Memorial Stadium’s renovation — a $321 million, multiyear endeavor that yielded a gleaming, earthquake-proof temple of football — has long been short on cash. In the beginning, campus officials contended that, recession and common sense be damned, donors would pay for almost the entire cost by purchasing expensive season tickets. As it stands now, the campus has collected less than 15 percent of the money to pay for the project.
This comes as a surprise to no one, except perhaps the campus’ braintrust that devised the scheme in the first place. Going forward, they still contend that, with some tweaks, ticket sales will pick up and pay for the majority of the project. But looking at the numbers — as of Dec. 31, the campus has received pledges for only $151.3 million worth of seats and collected just $43 million— it is hard to be as optimistic. And from a student’s perspective, it is a downright frightening position to be in when I consider how UC administrators have wriggled their way out of other holes they themselves have dug.
Take, for example, the $60 tuition surcharge the UC Board of Regents will likely renew on Thursday. That money does not go to student services or faculty salaries. It pays the damages stemming from a lawsuit brought after an epic UC screwup. Students are now paying out of pocket for mistakes made by university administrators a decade ago.
Or consider the proposed solutions to the university’s current Student Health Insurance Program quagmire. Over the past few years, the UC Office of the President coerced the university’s campuses to join the program, promising lower rates and increased stability for all parties.
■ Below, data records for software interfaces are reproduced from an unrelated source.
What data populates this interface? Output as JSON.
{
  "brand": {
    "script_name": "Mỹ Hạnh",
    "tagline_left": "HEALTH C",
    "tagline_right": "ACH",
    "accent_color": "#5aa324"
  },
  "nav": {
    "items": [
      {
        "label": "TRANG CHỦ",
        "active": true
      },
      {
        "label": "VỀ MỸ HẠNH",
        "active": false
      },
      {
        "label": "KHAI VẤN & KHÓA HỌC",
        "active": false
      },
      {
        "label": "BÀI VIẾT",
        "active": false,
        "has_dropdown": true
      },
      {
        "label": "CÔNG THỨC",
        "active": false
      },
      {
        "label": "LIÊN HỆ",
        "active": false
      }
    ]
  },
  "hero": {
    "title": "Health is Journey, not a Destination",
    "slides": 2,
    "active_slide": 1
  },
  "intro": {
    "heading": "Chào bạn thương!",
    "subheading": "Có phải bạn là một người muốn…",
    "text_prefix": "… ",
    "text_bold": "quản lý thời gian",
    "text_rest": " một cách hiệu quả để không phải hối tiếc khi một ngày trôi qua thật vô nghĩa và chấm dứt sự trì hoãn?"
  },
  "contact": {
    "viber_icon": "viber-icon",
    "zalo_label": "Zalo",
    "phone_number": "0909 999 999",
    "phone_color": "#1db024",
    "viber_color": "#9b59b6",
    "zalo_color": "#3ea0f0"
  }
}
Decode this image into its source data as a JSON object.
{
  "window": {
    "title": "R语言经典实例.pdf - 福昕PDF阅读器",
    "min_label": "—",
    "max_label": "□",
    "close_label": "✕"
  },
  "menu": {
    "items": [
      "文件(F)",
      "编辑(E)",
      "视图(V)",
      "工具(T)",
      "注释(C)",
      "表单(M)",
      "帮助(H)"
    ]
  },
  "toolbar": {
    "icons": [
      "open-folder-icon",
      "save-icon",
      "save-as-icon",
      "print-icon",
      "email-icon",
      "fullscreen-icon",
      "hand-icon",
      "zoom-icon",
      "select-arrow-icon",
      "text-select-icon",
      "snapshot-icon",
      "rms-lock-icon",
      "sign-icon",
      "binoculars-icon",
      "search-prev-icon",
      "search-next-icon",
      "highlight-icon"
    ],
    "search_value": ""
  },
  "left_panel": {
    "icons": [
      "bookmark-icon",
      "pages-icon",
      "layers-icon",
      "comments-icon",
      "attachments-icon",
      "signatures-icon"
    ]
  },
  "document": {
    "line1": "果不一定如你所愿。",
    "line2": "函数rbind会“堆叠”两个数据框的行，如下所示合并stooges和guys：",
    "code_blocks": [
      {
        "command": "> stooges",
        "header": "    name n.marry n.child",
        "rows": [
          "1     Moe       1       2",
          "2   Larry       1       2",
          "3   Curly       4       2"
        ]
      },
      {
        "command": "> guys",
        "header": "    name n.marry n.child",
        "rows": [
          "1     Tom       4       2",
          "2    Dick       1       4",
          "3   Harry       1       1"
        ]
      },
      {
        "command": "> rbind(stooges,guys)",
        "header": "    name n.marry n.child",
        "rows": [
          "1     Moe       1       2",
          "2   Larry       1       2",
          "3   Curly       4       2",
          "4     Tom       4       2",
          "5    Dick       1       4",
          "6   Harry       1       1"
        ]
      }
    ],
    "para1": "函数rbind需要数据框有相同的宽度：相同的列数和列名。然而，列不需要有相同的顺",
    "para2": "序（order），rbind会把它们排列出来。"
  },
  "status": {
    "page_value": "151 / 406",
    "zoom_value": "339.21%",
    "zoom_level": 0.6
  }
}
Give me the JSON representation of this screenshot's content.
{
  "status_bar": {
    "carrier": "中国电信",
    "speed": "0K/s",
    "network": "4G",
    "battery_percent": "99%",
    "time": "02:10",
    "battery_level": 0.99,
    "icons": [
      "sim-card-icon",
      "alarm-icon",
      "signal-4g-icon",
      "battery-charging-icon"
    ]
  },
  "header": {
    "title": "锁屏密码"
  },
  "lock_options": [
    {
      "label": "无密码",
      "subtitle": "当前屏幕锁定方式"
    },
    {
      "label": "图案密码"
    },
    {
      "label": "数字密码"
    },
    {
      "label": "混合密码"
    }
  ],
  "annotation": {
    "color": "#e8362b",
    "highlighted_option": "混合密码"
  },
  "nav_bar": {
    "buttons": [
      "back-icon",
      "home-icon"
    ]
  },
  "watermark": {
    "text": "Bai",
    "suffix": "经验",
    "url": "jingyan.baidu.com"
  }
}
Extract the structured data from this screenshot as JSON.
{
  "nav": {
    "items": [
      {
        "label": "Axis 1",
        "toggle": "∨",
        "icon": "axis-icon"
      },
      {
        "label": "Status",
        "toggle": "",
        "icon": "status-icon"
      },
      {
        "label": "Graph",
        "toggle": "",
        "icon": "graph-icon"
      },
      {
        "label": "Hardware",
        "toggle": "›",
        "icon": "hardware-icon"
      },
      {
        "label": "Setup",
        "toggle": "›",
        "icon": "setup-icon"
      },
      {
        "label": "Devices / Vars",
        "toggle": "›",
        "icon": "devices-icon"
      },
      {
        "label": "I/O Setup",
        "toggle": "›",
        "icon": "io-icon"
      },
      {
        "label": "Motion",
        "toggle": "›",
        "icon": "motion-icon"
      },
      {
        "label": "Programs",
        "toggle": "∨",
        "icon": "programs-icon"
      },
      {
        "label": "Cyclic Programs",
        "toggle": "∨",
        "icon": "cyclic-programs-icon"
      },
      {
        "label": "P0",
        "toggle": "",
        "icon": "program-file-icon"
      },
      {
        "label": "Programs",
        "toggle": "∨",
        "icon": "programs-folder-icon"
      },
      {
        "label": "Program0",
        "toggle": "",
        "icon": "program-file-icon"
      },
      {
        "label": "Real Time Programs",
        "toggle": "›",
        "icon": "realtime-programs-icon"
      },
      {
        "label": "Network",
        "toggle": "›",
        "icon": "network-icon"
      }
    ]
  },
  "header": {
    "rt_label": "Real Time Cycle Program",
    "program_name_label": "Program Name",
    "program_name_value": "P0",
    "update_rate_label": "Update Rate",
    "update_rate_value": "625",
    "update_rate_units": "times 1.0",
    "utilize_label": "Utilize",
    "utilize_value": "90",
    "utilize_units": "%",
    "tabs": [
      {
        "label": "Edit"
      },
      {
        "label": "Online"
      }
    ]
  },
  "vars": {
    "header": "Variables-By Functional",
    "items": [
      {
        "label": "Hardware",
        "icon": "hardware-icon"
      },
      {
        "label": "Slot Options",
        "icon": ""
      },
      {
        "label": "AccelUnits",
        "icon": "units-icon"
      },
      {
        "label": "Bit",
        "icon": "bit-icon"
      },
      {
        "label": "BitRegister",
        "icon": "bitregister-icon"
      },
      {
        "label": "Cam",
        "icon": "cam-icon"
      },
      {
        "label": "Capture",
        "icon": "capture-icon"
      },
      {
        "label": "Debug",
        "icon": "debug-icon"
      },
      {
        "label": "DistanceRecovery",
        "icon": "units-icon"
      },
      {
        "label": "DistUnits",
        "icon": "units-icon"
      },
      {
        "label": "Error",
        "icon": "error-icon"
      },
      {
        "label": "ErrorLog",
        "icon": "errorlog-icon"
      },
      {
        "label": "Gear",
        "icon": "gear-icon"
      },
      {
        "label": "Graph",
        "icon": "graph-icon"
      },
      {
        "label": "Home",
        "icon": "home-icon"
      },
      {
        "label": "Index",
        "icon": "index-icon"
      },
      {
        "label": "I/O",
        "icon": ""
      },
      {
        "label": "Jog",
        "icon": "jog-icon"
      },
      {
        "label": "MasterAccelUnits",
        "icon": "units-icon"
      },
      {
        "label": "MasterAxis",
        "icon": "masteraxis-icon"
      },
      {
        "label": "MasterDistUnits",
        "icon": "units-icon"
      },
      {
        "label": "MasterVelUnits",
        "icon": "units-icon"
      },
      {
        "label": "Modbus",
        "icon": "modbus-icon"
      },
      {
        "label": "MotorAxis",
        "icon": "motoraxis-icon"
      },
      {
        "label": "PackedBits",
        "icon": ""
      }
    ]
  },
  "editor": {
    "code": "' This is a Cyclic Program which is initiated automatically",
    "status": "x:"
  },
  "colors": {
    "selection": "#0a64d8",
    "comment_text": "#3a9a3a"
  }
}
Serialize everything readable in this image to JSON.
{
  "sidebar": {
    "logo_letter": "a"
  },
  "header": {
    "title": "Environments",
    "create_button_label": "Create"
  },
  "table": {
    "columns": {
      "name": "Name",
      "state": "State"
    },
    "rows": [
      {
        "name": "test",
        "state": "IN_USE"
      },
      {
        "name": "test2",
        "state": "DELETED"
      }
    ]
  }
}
Instead, through some staggeringly bungled accounting and planning, the fund now has a $57 million deficit. Dramatically raising student payments into the plan is being considered as a possible fix.
Or just look at the years of consistent tuition increases, one of which was expressly committed to paying for employee pensions. This problem arose because UC administrators, in concert with state leaders, decided to stop paying into the UC’s pension plan in 1990. Two decades later, students are left to pick up the pieces.
On campus, the majority of another capital project is already funded by students. Of the $223 million required to reconstruct Lower Sproul Plaza, students must pony up $124 million. Apparently, students at public universities are now expected to pay for their facilities themselves.
This is all not to suggest that the Memorial Stadium situation mirrors these other instances outlined above. But parallels between them exist — namely, administrators’ overestimations, outright mistakes and stated plans have led to students funding more of a public university’s operations than they should. So when we consider the current Memorial Stadium mire, is it really that hard to imagine that 10 or 20 years down the road students will pick up the tab?
The campus will immediately come out and say this will never happen. And it likely will not for many years. But this administration’s own record allows for this possibility. Not only has it already shown a willingness to allow students to fund capital projects, but it has also already used student fees to fund athletic department expenditures.
So as the Endowment Seating Program sputters along over the next decade, continually missing its fundraising targets along the way, pay attention to where the administration is looking for money. It might have its eye on your wallet.